Virtual care services are seen as one of the most promising solutions for the future of healthcare. They can deliver information and solutions between doctors and patients via the Internet by using different apps and technologies. Recent research shows that by adopting a virtual care system the overall health and outcomes of patients using that system can increase. Virtual care basically means that some doctors’ appointments become “virtual visits” that may happen via communications technology that allows the meetings to take place in real time. Some appointments can also be made by telephone or by using telemonitoring technology.
In the aftermath of Hurricane Florence, UNC Health Care said that it will provide people in North Carolina with free access to its virtual care service. The free virtual visits were offered to the hurricane victims through September 16, but access has later been extended through September 23. Via phone, tablet or computer, the not-for-profit integrated health care system provides hurricane victims with virtual access to physicians who can quickly diagnose them and prescribe the proper medications where needed. As the death toll from Florence rose to 25 in North Carolina alone, some areas of the state are still facing severe flooding. This, in turn, makes access to healthcare difficult.
As many structures and roadways were flooded in North Carolina, Wilmington, with its population of about 120,000 was completely isolated by the storm. Emergency response teams struggled to save over 900 people from floodwaters, according to the BBC. Many were locked in houses or on roofs following what North Carolina Governor Roy Cooper has called “a significant disaster that affects much of our state.” But hurricanes also provide new chances to address the problems of our health care system, because they are incidents that disrupted healthcare planning and intervention while testing the system’s strength.
UNC Health Care provided hurricane victims with a new type of service by allowing them real-time access to doctors via phone or mobile devices. “Last week, we said this was a way for UNC Health Care to serve North Carolinians during Hurricane Florence. Post-storm, we recognize a continuing need for this delivery of healthcare service for non-acute conditions. We hope this will provide some degree of relief to folks who may not be able to leave their homes or access their usual providers,” said Dr. Bill Roper, CEO of UNC Health Care. But are virtual visits good for the healthcare system on a regular basis or are they simply useful tools during a crisis?
Recent studies show serious consumer interest in various healthcare services provided virtually. According to a survey, 70 percent or more of the US respondents showed an interest in more than half of the services presented, while all of the services were of interest to at least 50 percent of respondents. Americans everywhere seem to be embracing the concept of virtual healthcare as telehealth and telemedicine services update and transform the healthcare sector. Even so, only 21 percent of the respondents claimed they have actually experienced a virtual visit.
While interest is growing among Americans, virtual care providers may need to expand their services or provide new ones. By changing work for technology, automating repetitive tasks and providing patients with control over some of the decisions, virtual health can optimize doctors’ work, prevent unnecessary hospitalizations and also improve the patient experience. By allowing patients to stay independent and by including them in the decision-making process, virtual care is actually increasing their satisfaction. And by offering personalized care and flexible hours, it may also improve health outcomes. It seems that virtual health can really make a real difference in the future of healthcare, but will that guarantee the best results?

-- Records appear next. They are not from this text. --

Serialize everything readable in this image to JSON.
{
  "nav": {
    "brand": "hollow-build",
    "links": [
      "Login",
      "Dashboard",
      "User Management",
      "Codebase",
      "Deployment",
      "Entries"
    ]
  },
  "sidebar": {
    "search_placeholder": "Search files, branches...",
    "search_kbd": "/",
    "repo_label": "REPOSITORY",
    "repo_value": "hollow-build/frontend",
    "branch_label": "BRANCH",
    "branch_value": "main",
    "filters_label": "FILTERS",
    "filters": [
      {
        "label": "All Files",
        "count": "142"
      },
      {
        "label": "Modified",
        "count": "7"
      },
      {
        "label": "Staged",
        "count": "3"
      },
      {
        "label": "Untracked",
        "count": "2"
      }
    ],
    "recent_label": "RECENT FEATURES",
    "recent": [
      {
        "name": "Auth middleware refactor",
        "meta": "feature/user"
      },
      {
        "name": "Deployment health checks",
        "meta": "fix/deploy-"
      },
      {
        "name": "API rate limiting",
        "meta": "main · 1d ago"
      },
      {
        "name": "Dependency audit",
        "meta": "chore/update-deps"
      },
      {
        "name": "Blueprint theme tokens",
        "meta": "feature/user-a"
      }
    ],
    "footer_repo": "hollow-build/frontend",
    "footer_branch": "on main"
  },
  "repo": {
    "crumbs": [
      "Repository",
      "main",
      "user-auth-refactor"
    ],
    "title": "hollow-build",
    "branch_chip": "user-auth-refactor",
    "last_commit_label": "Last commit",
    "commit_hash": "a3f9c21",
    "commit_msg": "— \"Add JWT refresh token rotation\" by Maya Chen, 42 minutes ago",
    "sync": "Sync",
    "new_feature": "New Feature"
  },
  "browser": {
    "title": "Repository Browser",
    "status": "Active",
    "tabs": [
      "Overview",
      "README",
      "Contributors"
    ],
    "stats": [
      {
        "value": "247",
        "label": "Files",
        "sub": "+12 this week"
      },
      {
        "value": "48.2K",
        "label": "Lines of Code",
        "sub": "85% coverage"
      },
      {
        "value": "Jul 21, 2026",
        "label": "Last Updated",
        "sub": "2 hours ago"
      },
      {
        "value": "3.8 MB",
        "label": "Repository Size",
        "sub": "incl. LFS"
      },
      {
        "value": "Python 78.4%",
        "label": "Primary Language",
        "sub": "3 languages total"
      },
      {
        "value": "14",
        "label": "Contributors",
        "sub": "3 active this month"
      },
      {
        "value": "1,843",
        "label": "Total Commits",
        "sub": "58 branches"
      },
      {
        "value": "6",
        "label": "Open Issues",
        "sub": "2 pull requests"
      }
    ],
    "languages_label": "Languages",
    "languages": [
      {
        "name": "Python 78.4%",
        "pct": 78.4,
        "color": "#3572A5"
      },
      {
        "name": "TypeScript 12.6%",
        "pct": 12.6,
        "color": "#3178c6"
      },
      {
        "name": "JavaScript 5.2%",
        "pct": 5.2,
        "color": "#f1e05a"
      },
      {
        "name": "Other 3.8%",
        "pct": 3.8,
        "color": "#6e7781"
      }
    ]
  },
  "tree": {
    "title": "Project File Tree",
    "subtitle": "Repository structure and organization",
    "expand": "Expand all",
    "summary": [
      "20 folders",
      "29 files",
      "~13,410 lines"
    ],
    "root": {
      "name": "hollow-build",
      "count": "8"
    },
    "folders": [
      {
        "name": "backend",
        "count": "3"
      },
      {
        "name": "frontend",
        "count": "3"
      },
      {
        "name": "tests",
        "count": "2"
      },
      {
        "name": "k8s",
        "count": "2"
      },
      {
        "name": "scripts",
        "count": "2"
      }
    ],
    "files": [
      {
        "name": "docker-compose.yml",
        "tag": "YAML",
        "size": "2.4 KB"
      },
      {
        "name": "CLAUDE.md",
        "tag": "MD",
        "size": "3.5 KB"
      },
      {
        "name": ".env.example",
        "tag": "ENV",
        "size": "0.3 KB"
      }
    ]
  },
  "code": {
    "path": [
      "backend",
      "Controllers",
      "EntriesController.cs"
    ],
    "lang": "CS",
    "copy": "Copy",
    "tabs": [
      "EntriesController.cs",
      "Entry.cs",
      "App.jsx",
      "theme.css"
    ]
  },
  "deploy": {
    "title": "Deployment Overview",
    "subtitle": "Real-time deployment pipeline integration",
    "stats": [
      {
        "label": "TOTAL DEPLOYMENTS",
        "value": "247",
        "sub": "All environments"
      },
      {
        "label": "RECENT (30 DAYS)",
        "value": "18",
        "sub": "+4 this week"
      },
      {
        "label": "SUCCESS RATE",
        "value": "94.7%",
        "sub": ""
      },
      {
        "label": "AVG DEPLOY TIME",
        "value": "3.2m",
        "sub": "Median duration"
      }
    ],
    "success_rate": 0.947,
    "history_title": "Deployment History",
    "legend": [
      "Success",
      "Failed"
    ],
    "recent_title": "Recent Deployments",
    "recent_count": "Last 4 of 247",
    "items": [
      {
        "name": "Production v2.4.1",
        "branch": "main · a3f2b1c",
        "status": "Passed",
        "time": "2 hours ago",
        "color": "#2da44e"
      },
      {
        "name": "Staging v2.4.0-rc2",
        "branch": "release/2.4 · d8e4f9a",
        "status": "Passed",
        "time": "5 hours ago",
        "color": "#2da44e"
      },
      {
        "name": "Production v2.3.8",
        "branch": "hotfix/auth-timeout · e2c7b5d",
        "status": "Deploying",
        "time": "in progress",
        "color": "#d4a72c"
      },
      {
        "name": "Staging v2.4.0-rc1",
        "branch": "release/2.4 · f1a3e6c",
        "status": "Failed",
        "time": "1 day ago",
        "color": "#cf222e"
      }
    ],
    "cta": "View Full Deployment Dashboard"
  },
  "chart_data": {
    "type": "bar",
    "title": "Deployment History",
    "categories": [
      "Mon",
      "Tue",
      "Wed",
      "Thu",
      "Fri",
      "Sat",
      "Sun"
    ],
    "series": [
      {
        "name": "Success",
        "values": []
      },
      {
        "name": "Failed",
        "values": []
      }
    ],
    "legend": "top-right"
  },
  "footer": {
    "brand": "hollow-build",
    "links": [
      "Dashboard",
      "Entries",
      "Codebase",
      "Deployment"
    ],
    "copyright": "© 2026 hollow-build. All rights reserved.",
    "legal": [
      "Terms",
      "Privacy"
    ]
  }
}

Finding the right mix of traditional services and virtual care may prove to be a sure cure, as this will provide patients with the best alternatives when it comes to care and support. Patients certainly expect to exercise that choice in the digital age. Health care providers may need to upgrade their virtual care services as they are going to disrupt patient management and healthcare models worldwide. Virtual care may prove to be critical in the future, as it provides personalized, patient-centric care.